Video game projects are so huge and complex you could literally work on them forever and still find ways to optimize or add more polish. But at Naughty Dog, we take our schedule very seriously and have always shipped on time (knock on wood). So we make sure that we are checking ourselves all along the way so that we don’t end up making a “turkey”, slipping the schedule, or going over budget.

TSA: So in the meantime, do you have any plans for future downloads for Uncharted, or will you be saving any new features for the sequels?

Wells: Absolutely – we created Uncharted with the old cliffhanger serials in mind, so this game is just the first in an ongoing series of adventures.

TSA: The lighting and animation is amazing in Uncharted, can you tell us a little bit about how it was done, and what makes it so special?

Wells: We tried to make the all the environments in Uncharted: Drake’s Fortune as realistic & plausible as possible, but we also needed to push the art in a more stylized & creative direction than simply recreating a photo would’ve allowed.

For example the Amazon jungle Drake & Sully visit at the beginning of the game has a rounded “friendly” shape to the rocks & plants, and the colors are warm & inviting because it’s Nathan’s (and the player’s) first adventure. This required us to take certain liberties with the style of art in the environments, but they also had to pass through the “plausibility filter.” The layout and style of plant life used isn’t like any Amazon jungle photo I’ve seen, but it has enough attention to the details of reality to sell it as “some reality.” We hope this has created a style that’s distinctively.

A major focus in bringing “Uncharted’s” characters to life was trying to determine what it is that really allows the subtleties in human behavior to be conveyed as actual emotion and not just a series of moving muscles. Our main focus was on creating a system that gave us complete control over creating the exact facial expressions we wanted. We spent a lot of time looking at video footage of human beings and really studying what the face did when conveying certain emotions. A large amount of emotion is described in the eye area, so we focused on really establishing a solid relationship between the brows, eyelids and eyeballs and essentially trying to keep that area as “alive” as possible.

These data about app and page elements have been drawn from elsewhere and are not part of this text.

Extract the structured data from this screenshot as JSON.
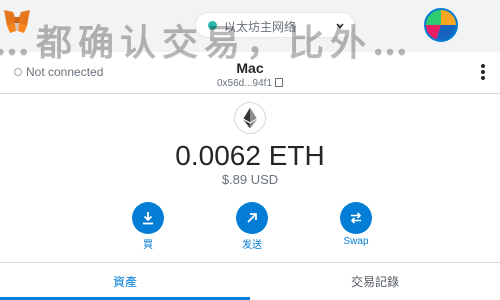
{
  "watermark": "…都确认交易，比外…",
  "network": {
    "label": "以太坊主网络"
  },
  "account": {
    "connection_status": "Not connected",
    "name": "Mac",
    "address": "0x56d...94f1"
  },
  "balance": {
    "amount": "0.0062 ETH",
    "fiat": "$.89 USD"
  },
  "actions": [
    {
      "label": "買",
      "icon": "download-icon"
    },
    {
      "label": "发送",
      "icon": "send-arrow-icon"
    },
    {
      "label": "Swap",
      "icon": "swap-icon"
    }
  ],
  "tabs": [
    {
      "label": "資產",
      "active": true
    },
    {
      "label": "交易記錄",
      "active": false
    }
  ],
  "colors": {
    "accent": "#037dd6",
    "header_bg": "#f2f3f4",
    "network_dot": "#29b6af",
    "text": "#24272a",
    "muted": "#6a737d"
  }
}
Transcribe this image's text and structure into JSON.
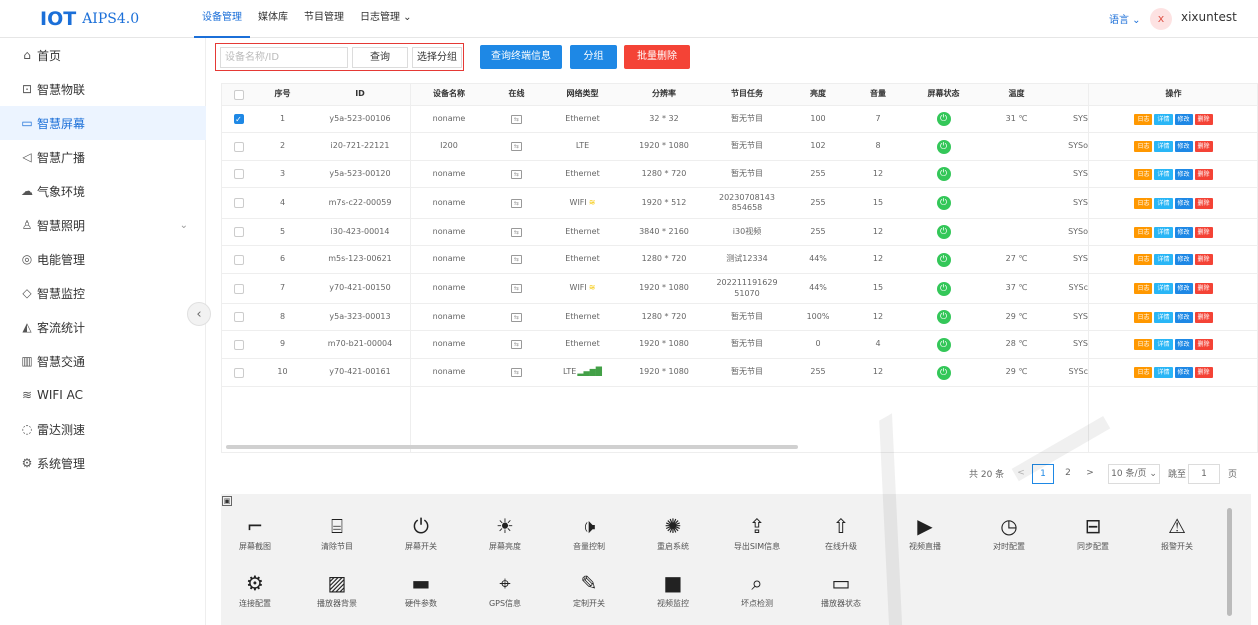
{
  "app": {
    "logo_mark": "IOT",
    "logo_version": "AIPS4.0"
  },
  "topnav": [
    "设备管理",
    "媒体库",
    "节目管理",
    "日志管理 ⌄"
  ],
  "header": {
    "language": "语言 ⌄",
    "avatar_letter": "x",
    "username": "xixuntest"
  },
  "sidebar": {
    "items": [
      {
        "label": "首页",
        "icon": "home-icon"
      },
      {
        "label": "智慧物联",
        "icon": "iot-icon"
      },
      {
        "label": "智慧屏幕",
        "icon": "screen-icon",
        "active": true
      },
      {
        "label": "智慧广播",
        "icon": "speaker-icon"
      },
      {
        "label": "气象环境",
        "icon": "weather-icon"
      },
      {
        "label": "智慧照明",
        "icon": "lighting-icon",
        "expandable": true
      },
      {
        "label": "电能管理",
        "icon": "power-icon"
      },
      {
        "label": "智慧监控",
        "icon": "monitor-icon"
      },
      {
        "label": "客流统计",
        "icon": "chart-icon"
      },
      {
        "label": "智慧交通",
        "icon": "traffic-icon"
      },
      {
        "label": "WIFI AC",
        "icon": "wifi-icon"
      },
      {
        "label": "雷达测速",
        "icon": "radar-icon"
      },
      {
        "label": "系统管理",
        "icon": "settings-icon"
      }
    ]
  },
  "toolbar": {
    "search_placeholder": "设备名称/ID",
    "query": "查询",
    "select_group": "选择分组",
    "query_terminal": "查询终端信息",
    "group": "分组",
    "batch_delete": "批量删除"
  },
  "table": {
    "columns": [
      "序号",
      "ID",
      "设备名称",
      "在线",
      "网络类型",
      "分辨率",
      "节目任务",
      "亮度",
      "音量",
      "屏幕状态",
      "温度",
      "",
      "操作"
    ],
    "actions": [
      "日志",
      "详情",
      "修改",
      "删除"
    ],
    "rows": [
      {
        "no": "1",
        "id": "y5a-523-00106",
        "name": "noname",
        "net": "Ethernet",
        "res": "32 * 32",
        "task": "暂无节目",
        "bright": "100",
        "vol": "7",
        "temp": "31 ℃",
        "sys": "SYS",
        "checked": true
      },
      {
        "no": "2",
        "id": "i20-721-22121",
        "name": "I200",
        "net": "LTE",
        "res": "1920 * 1080",
        "task": "暂无节目",
        "bright": "102",
        "vol": "8",
        "temp": "",
        "sys": "SYSo"
      },
      {
        "no": "3",
        "id": "y5a-523-00120",
        "name": "noname",
        "net": "Ethernet",
        "res": "1280 * 720",
        "task": "暂无节目",
        "bright": "255",
        "vol": "12",
        "temp": "",
        "sys": "SYS"
      },
      {
        "no": "4",
        "id": "m7s-c22-00059",
        "name": "noname",
        "net": "WIFI",
        "res": "1920 * 512",
        "task": "20230708143\n854658",
        "bright": "255",
        "vol": "15",
        "temp": "",
        "sys": "SYS"
      },
      {
        "no": "5",
        "id": "i30-423-00014",
        "name": "noname",
        "net": "Ethernet",
        "res": "3840 * 2160",
        "task": "i30视频",
        "bright": "255",
        "vol": "12",
        "temp": "",
        "sys": "SYSo"
      },
      {
        "no": "6",
        "id": "m5s-123-00621",
        "name": "noname",
        "net": "Ethernet",
        "res": "1280 * 720",
        "task": "测试12334",
        "bright": "44%",
        "vol": "12",
        "temp": "27 ℃",
        "sys": "SYS"
      },
      {
        "no": "7",
        "id": "y70-421-00150",
        "name": "noname",
        "net": "WIFI",
        "res": "1920 * 1080",
        "task": "202211191629\n51070",
        "bright": "44%",
        "vol": "15",
        "temp": "37 ℃",
        "sys": "SYSc"
      },
      {
        "no": "8",
        "id": "y5a-323-00013",
        "name": "noname",
        "net": "Ethernet",
        "res": "1280 * 720",
        "task": "暂无节目",
        "bright": "100%",
        "vol": "12",
        "temp": "29 ℃",
        "sys": "SYS"
      },
      {
        "no": "9",
        "id": "m70-b21-00004",
        "name": "noname",
        "net": "Ethernet",
        "res": "1920 * 1080",
        "task": "暂无节目",
        "bright": "0",
        "vol": "4",
        "temp": "28 ℃",
        "sys": "SYS"
      },
      {
        "no": "10",
        "id": "y70-421-00161",
        "name": "noname",
        "net": "LTE",
        "res": "1920 * 1080",
        "task": "暂无节目",
        "bright": "255",
        "vol": "12",
        "temp": "29 ℃",
        "sys": "SYSc"
      }
    ]
  },
  "pagination": {
    "total": "共 20 条",
    "prev": "<",
    "page1": "1",
    "page2": "2",
    "next": ">",
    "page_size": "10 条/页 ⌄",
    "goto_label": "跳至",
    "goto_value": "1",
    "page_suffix": "页"
  },
  "panel": {
    "toggle": "▣",
    "tools": [
      {
        "label": "屏幕截图",
        "glyph": "⌐"
      },
      {
        "label": "清除节目",
        "glyph": "⌸"
      },
      {
        "label": "屏幕开关",
        "glyph": "⏻"
      },
      {
        "label": "屏幕亮度",
        "glyph": "☀"
      },
      {
        "label": "音量控制",
        "glyph": "🕩"
      },
      {
        "label": "重启系统",
        "glyph": "✺"
      },
      {
        "label": "导出SIM信息",
        "glyph": "⇪"
      },
      {
        "label": "在线升级",
        "glyph": "⇧"
      },
      {
        "label": "视频直播",
        "glyph": "▶"
      },
      {
        "label": "对时配置",
        "glyph": "◷"
      },
      {
        "label": "同步配置",
        "glyph": "⊟"
      },
      {
        "label": "报警开关",
        "glyph": "⚠"
      },
      {
        "label": "连接配置",
        "glyph": "⚙"
      },
      {
        "label": "播放器背景",
        "glyph": "▨"
      },
      {
        "label": "硬件参数",
        "glyph": "▬"
      },
      {
        "label": "GPS信息",
        "glyph": "⌖"
      },
      {
        "label": "定制开关",
        "glyph": "✎"
      },
      {
        "label": "视频监控",
        "glyph": "■"
      },
      {
        "label": "坏点检测",
        "glyph": "⌕"
      },
      {
        "label": "播放器状态",
        "glyph": "▭"
      }
    ]
  },
  "colors": {
    "primary": "#1e88e5",
    "danger": "#f44336",
    "warning": "#ff9800",
    "info": "#29b6f6",
    "success": "#34c759",
    "sidebar_active_bg": "#ecf4ff"
  }
}
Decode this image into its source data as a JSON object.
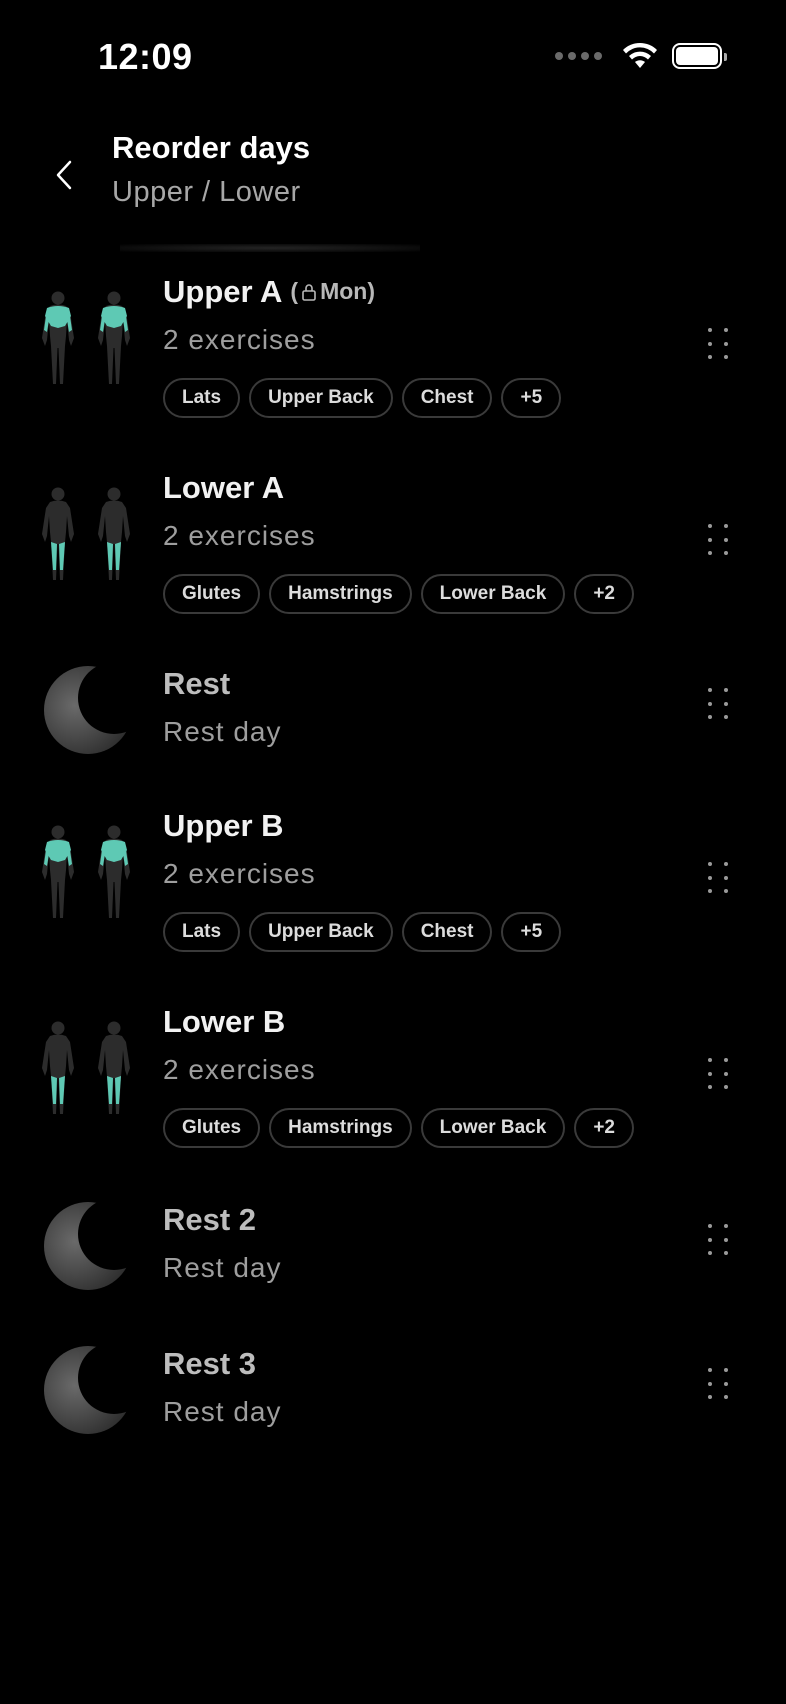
{
  "status_bar": {
    "time": "12:09"
  },
  "header": {
    "title": "Reorder days",
    "subtitle": "Upper / Lower"
  },
  "days": [
    {
      "name": "Upper A",
      "badge": "Mon",
      "subtitle": "2 exercises",
      "tags": [
        "Lats",
        "Upper Back",
        "Chest",
        "+5"
      ],
      "icon": "upper-body-muscle-icon"
    },
    {
      "name": "Lower A",
      "subtitle": "2 exercises",
      "tags": [
        "Glutes",
        "Hamstrings",
        "Lower Back",
        "+2"
      ],
      "icon": "lower-body-muscle-icon"
    },
    {
      "name": "Rest",
      "subtitle": "Rest day",
      "icon": "moon-icon"
    },
    {
      "name": "Upper B",
      "subtitle": "2 exercises",
      "tags": [
        "Lats",
        "Upper Back",
        "Chest",
        "+5"
      ],
      "icon": "upper-body-muscle-icon"
    },
    {
      "name": "Lower B",
      "subtitle": "2 exercises",
      "tags": [
        "Glutes",
        "Hamstrings",
        "Lower Back",
        "+2"
      ],
      "icon": "lower-body-muscle-icon"
    },
    {
      "name": "Rest 2",
      "subtitle": "Rest day",
      "icon": "moon-icon"
    },
    {
      "name": "Rest 3",
      "subtitle": "Rest day",
      "icon": "moon-icon"
    }
  ],
  "colors": {
    "background": "#000000",
    "muscle_highlight": "#5ec9b4",
    "tag_border": "#3a3a3a"
  }
}
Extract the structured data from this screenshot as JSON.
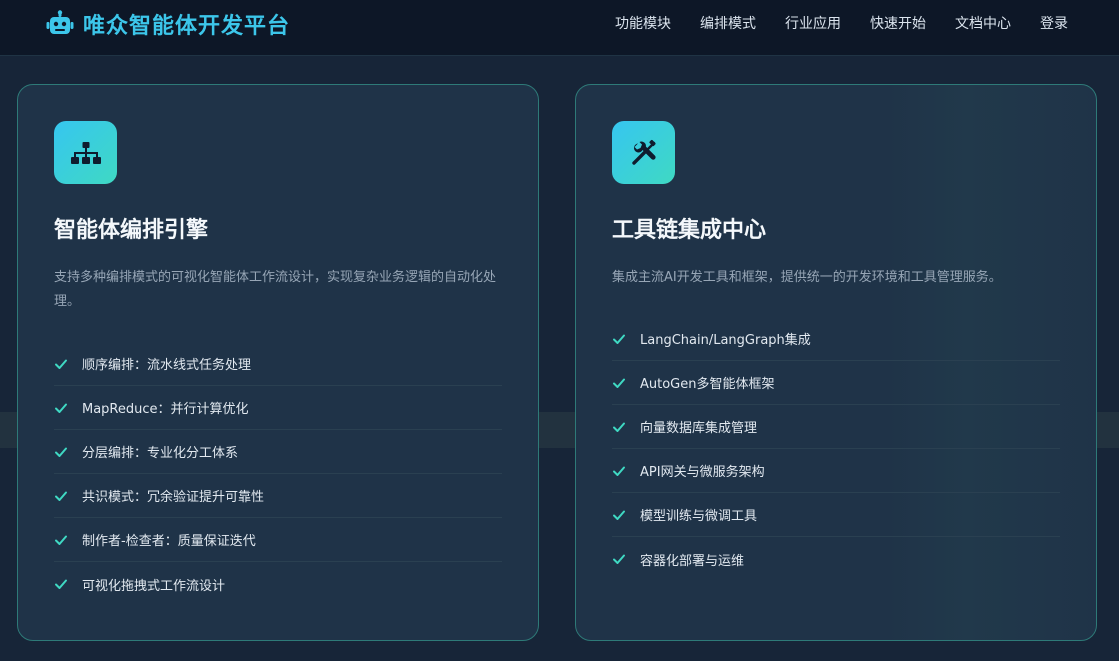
{
  "header": {
    "brand": {
      "name": "唯众智能体开发平台",
      "icon": "robot-icon"
    },
    "nav": [
      {
        "label": "功能模块"
      },
      {
        "label": "编排模式"
      },
      {
        "label": "行业应用"
      },
      {
        "label": "快速开始"
      },
      {
        "label": "文档中心"
      },
      {
        "label": "登录"
      }
    ]
  },
  "colors": {
    "brand": "#3cc6ea",
    "accent_check": "#3fd9c3",
    "icon_gradient_start": "#36c6f0",
    "icon_gradient_end": "#3fd9c3",
    "card_border": "#2e7a78",
    "page_background": "#172538",
    "header_background": "#0d1727"
  },
  "cards": [
    {
      "icon": "sitemap-icon",
      "title": "智能体编排引擎",
      "description": "支持多种编排模式的可视化智能体工作流设计，实现复杂业务逻辑的自动化处理。",
      "features": [
        {
          "label": "顺序编排：流水线式任务处理",
          "icon": "check-icon"
        },
        {
          "label": "MapReduce：并行计算优化",
          "icon": "check-icon"
        },
        {
          "label": "分层编排：专业化分工体系",
          "icon": "check-icon"
        },
        {
          "label": "共识模式：冗余验证提升可靠性",
          "icon": "check-icon"
        },
        {
          "label": "制作者-检查者：质量保证迭代",
          "icon": "check-icon"
        },
        {
          "label": "可视化拖拽式工作流设计",
          "icon": "check-icon"
        }
      ]
    },
    {
      "icon": "tools-icon",
      "title": "工具链集成中心",
      "description": "集成主流AI开发工具和框架，提供统一的开发环境和工具管理服务。",
      "features": [
        {
          "label": "LangChain/LangGraph集成",
          "icon": "check-icon"
        },
        {
          "label": "AutoGen多智能体框架",
          "icon": "check-icon"
        },
        {
          "label": "向量数据库集成管理",
          "icon": "check-icon"
        },
        {
          "label": "API网关与微服务架构",
          "icon": "check-icon"
        },
        {
          "label": "模型训练与微调工具",
          "icon": "check-icon"
        },
        {
          "label": "容器化部署与运维",
          "icon": "check-icon"
        }
      ]
    }
  ]
}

After creating these expressions there was still something missing, the lack of wrinkles and strain lines in the face made it seem very stiff and “dead”. Adding wrinkles through the use of a second group of normal map textures that are driven by the different muscle groups in the face really helped solve this problem. As much as it seems sort of arbitrary, the effect of light also played a significant role. In certain cases if the skin does not react properly to the light you lose a lot of the detail and it makes it harder to register that skin is actually moving. The animators also really worked hard at taking their traditional background in animation and applying these principles to a more realistic paradigm that allowed for a really solid balance between something that is anatomically correct and aesthetically pleasing.

TSA: Thanks for your time, Evan, and good luck with the game.